Varilek’s closer (updated): At last night’s debate on KELO-TV, Matt Varilek seemed to catch Rep. Kristi Noem off-guard with an offer to pull all his negative ads if Noem did the same.
Noem replied that she’d think about it. (This answer wasn’t too surprising — campaigns rarely set major strategy in response to debate questions from your opponent.)
Early this afternoon, Varilek called me to say that his campaign is “unilaterally going positive-only” despite no response from Noem’s campaign on the positive-ad pledge offer.
He said — and I cannot confirm this — that he’s pulling all his other ads and running just the new ad embedded above for the final few days before the election.
Closing positively after weeks or months of negative ads is a time-honored tactic, a sort of palate-cleanser right before voters head to the polls. So don’t necessarily view this as some sort of huge sacrifice on Varilek’s part.
Will this strategy work?
UPDATE: Noem’s campaign manager Tom Erickson says the Noem campaign won’t be changing its ad strategy in the final days. He said they’re running two ads down the home stretch: the positive testimonial ad, and the negative (my words) ad criticizing Varilek.
Erickson dismissed Varilek’s pledge offer and his switch to positive ads.
“South Dakota voters must be rejecting his campaign if he’s electing to pull a stunt like this,” Erickson said. “Suddenly on the Friday before the election he decides he wants to take down all negative ads? This is nothing but a last-minute stunt.”
(Refreshingly, Varilek also admitted that his campaign HAS run negative ads when I pressed him about his criticism of Noem’s claim that she isn’t running any. Both campaigns this election have run negative ads, though they usually make semantic quibbles to avoid admitting it.)
I’ll also note that if this is truly Varilek’s final ad, that makes it official that he’s gone the entire campaign without featuring any ordinary voters in his ads, which is a curious (but probably cost-saving) strategic choice.
Here’s the transcript of Varilek’s final ad, which echoes his closing statement at last night’s debate:
Matt Varilek: I’m Matt Varilek, and I’ve had a lot of people ask me why I’m working so hard to voluntarily join that mess in Congress. It’s a funny question with a serious answer.
I’m running for Congress because I believe that we can still do better.
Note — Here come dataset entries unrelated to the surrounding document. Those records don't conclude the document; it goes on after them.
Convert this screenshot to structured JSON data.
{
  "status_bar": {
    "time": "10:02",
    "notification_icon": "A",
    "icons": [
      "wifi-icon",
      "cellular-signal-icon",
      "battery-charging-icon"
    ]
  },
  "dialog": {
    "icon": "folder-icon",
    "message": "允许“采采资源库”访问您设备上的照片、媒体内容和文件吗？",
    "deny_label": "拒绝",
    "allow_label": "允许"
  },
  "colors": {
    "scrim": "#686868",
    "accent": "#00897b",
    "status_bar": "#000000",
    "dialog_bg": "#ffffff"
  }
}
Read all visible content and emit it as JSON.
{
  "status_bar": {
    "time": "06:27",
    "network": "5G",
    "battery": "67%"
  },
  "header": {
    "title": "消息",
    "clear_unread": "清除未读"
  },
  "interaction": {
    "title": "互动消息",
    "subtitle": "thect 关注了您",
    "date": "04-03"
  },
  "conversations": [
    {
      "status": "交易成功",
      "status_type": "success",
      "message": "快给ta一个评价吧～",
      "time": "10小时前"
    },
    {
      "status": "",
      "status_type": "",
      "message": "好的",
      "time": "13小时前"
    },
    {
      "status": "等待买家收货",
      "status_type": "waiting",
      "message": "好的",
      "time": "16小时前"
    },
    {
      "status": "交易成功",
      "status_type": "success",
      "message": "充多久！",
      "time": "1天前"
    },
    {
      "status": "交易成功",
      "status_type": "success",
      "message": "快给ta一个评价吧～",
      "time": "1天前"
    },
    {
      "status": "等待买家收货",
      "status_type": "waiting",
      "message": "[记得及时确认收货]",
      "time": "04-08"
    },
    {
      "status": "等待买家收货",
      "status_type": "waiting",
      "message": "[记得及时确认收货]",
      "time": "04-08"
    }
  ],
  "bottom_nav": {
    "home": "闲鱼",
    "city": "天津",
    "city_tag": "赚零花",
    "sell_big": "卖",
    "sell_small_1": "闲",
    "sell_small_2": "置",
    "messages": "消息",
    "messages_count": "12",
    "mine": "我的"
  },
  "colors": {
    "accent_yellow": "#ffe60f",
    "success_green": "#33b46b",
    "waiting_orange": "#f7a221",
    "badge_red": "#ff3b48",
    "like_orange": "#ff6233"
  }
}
I believe we can tackle our challenges, but only if we elect new leaders- leaders who show up, work hard every day, and work together to get results for middle-class families.
I’m Matt Varilek, and I approve this message.